    Ray-As usual, up to your fine standards-many thanks for all the work [NO pun intended] and the research. Those who currently are spreading the centuries-old “mercy heresy” -your sins don’t matter, God’s mercy will take care of all that – are saying, in another way, your works dont matter – “Go and sin on more”; and they are saying to ignore the Scriptures and Jesus’s own words that we will be judged. I have actually heard a pastor from a pulpit here tell the folks be happy, “You will not be judged when you die.” So ironic a few moments later we all recited the Creed. This pulpit was in what is known as a “catholic community.” The gift of faith doesn’t make you a robot – what it does is make it easier for you, acting freely, to choose to do the “works.” Guy McClung, San Antonio, Texas

    • Ray Sullivan

      Amen Guy….Sin matters, a lot, as does bearing good fruit. Matthew 25:31-46 is a great refresher course on who gets into heaven and who does not…

  • Dhaniele

    It is amazing how many quotes contradict Luther’s theories.
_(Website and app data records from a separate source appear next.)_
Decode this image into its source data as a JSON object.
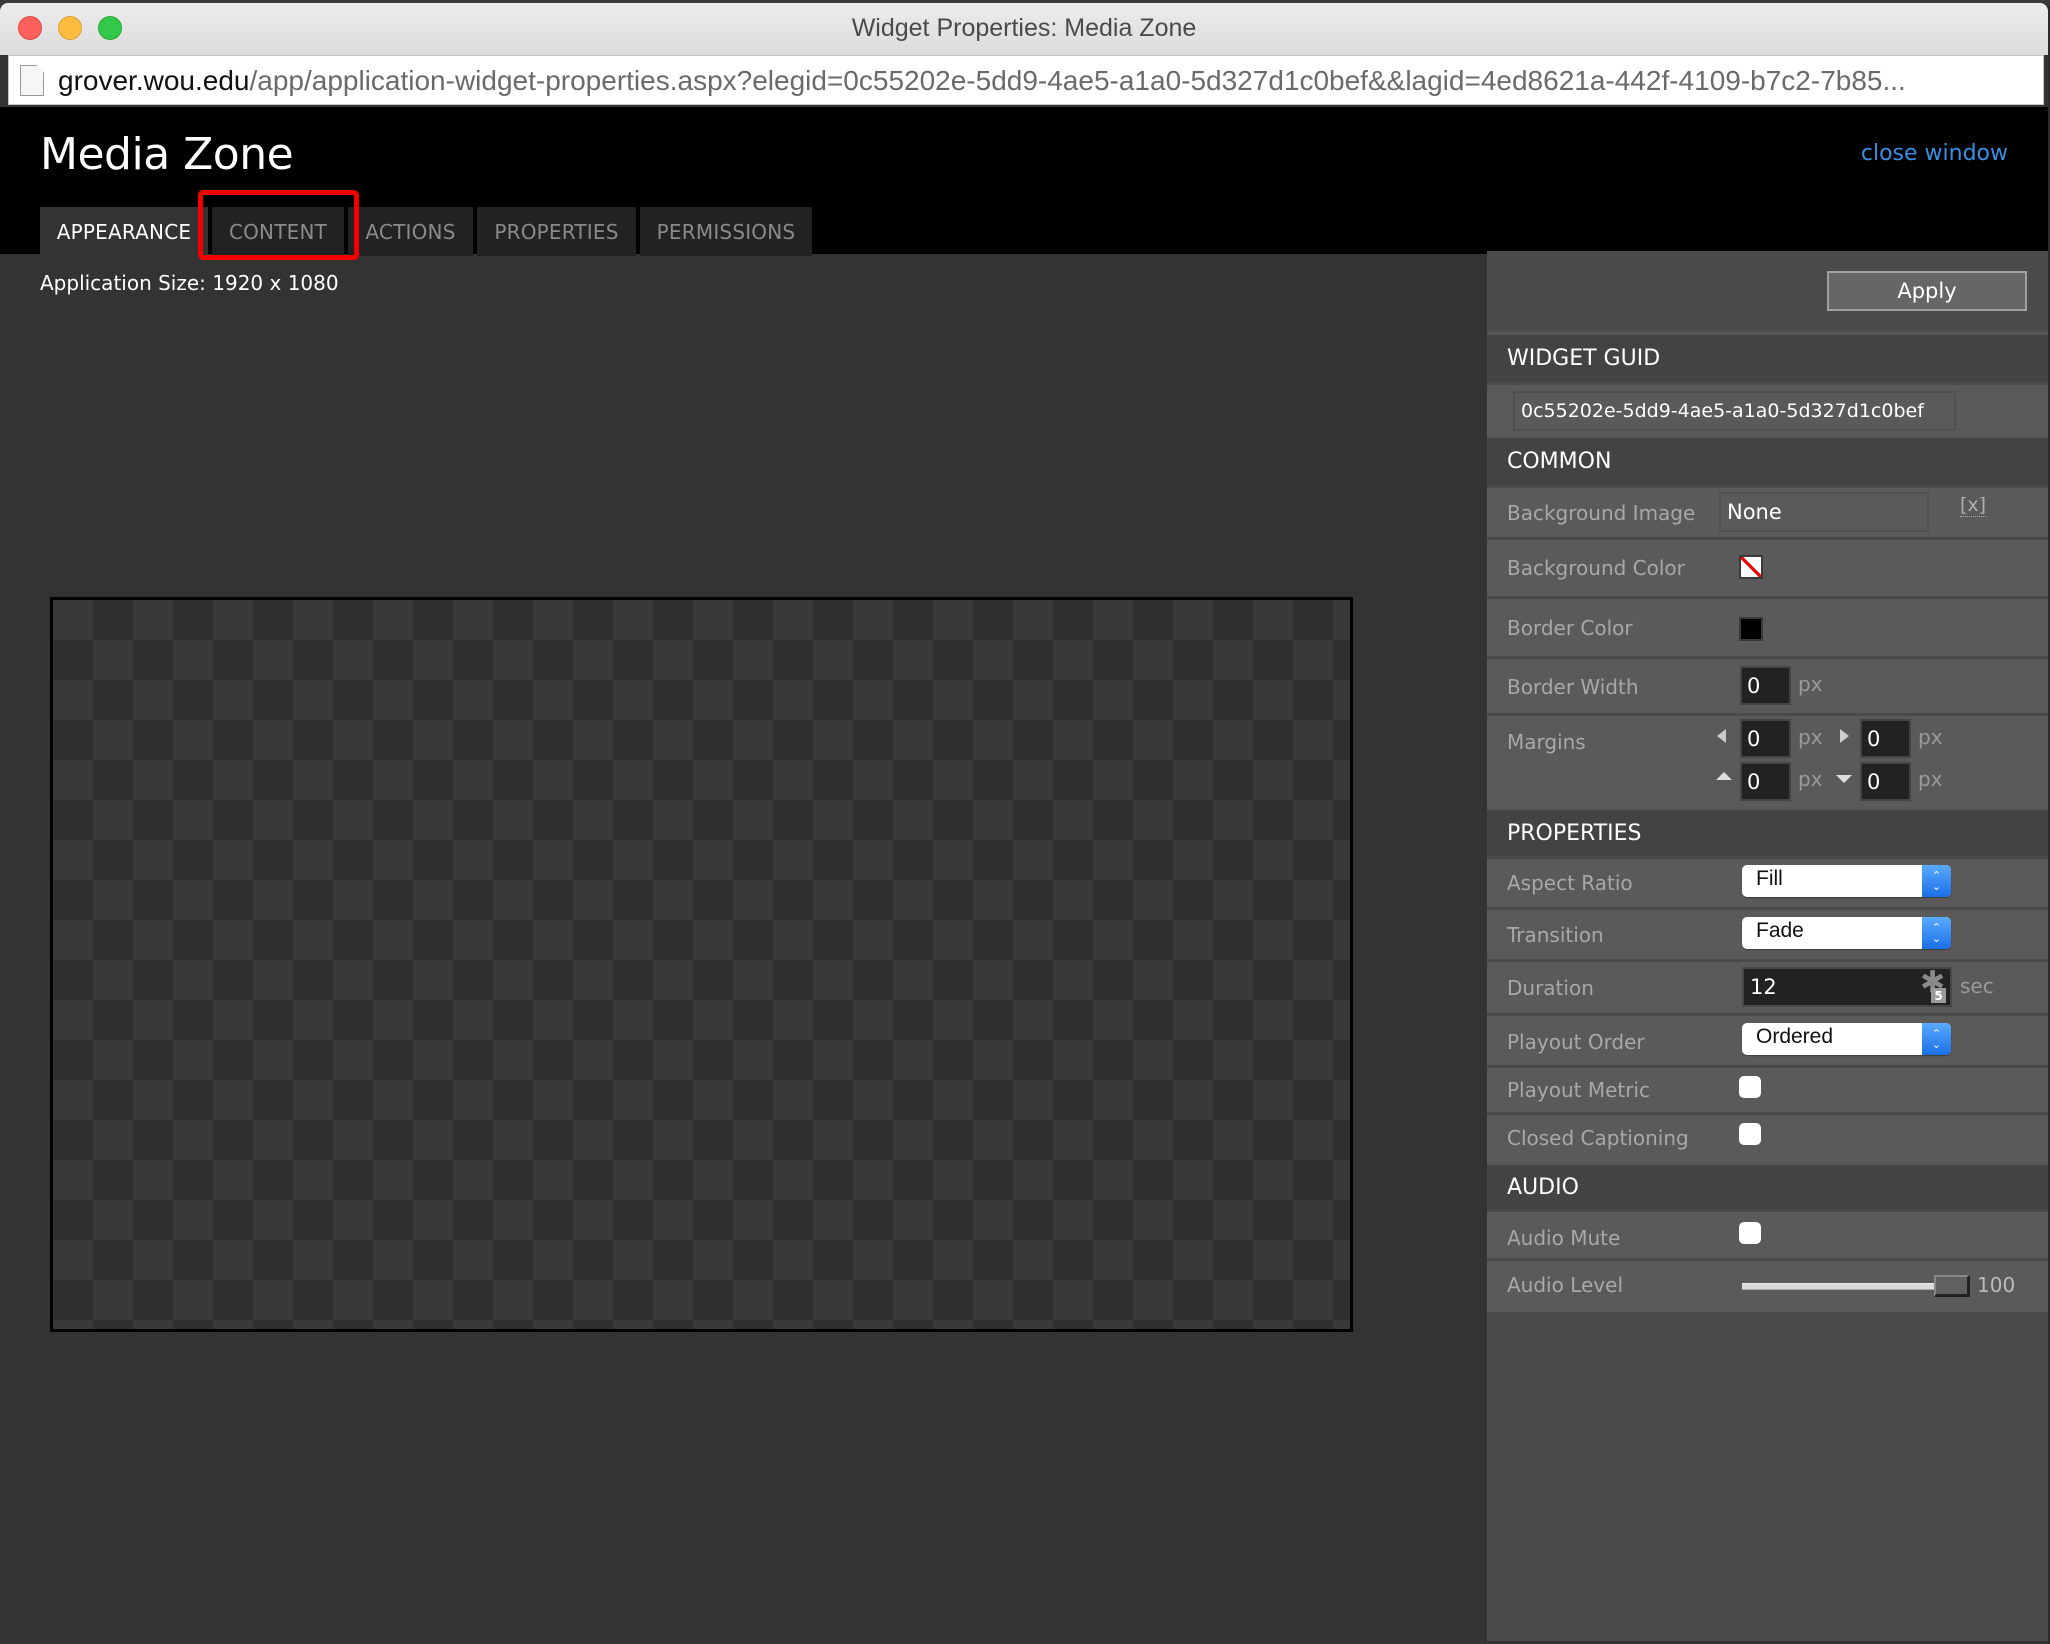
{
  "window": {
    "title": "Widget Properties: Media Zone",
    "url_host": "grover.wou.edu",
    "url_path": "/app/application-widget-properties.aspx?elegid=0c55202e-5dd9-4ae5-a1a0-5d327d1c0bef&&lagid=4ed8621a-442f-4109-b7c2-7b85..."
  },
  "header": {
    "title": "Media Zone",
    "close_label": "close window",
    "tabs": [
      {
        "label": "APPEARANCE",
        "active": true
      },
      {
        "label": "CONTENT",
        "active": false,
        "highlighted": true
      },
      {
        "label": "ACTIONS",
        "active": false
      },
      {
        "label": "PROPERTIES",
        "active": false
      },
      {
        "label": "PERMISSIONS",
        "active": false
      }
    ]
  },
  "main": {
    "app_size": "Application Size: 1920 x 1080"
  },
  "panel": {
    "apply_label": "Apply",
    "sections": {
      "guid": "WIDGET GUID",
      "common": "COMMON",
      "properties": "PROPERTIES",
      "audio": "AUDIO"
    },
    "widget_guid": "0c55202e-5dd9-4ae5-a1a0-5d327d1c0bef",
    "common": {
      "background_image": {
        "label": "Background Image",
        "value": "None",
        "clear": "[x]"
      },
      "background_color": {
        "label": "Background Color",
        "value": "none"
      },
      "border_color": {
        "label": "Border Color",
        "value": "#000000"
      },
      "border_width": {
        "label": "Border Width",
        "value": "0",
        "unit": "px"
      },
      "margins": {
        "label": "Margins",
        "left": "0",
        "right": "0",
        "top": "0",
        "bottom": "0",
        "unit": "px"
      }
    },
    "properties": {
      "aspect_ratio": {
        "label": "Aspect Ratio",
        "value": "Fill"
      },
      "transition": {
        "label": "Transition",
        "value": "Fade"
      },
      "duration": {
        "label": "Duration",
        "value": "12",
        "unit": "sec",
        "badge": "5"
      },
      "playout_order": {
        "label": "Playout Order",
        "value": "Ordered"
      },
      "playout_metric": {
        "label": "Playout Metric",
        "checked": false
      },
      "closed_captioning": {
        "label": "Closed Captioning",
        "checked": false
      }
    },
    "audio": {
      "mute": {
        "label": "Audio Mute",
        "checked": false
      },
      "level": {
        "label": "Audio Level",
        "value": "100",
        "fraction": 1.0
      }
    }
  },
  "colors": {
    "accent_link": "#3a8ee6",
    "highlight": "#f20000",
    "select_stepper": "#1b6fe6"
  }
}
My favorite short one is: “If you do not forgive others, neither will your Father forgive your transgressions” (Mt 6:15).

  • james

    I would think that anyone who has been given the gift of faith is on auto pilot so far as works of mercy.

    • Ray Sullivan

      Nice thought, but so many look upon works as being evil, namely, one Martin Luther…

    • james

      Don’t be so hard on him, Ray, he provided the CC with some much needed karma.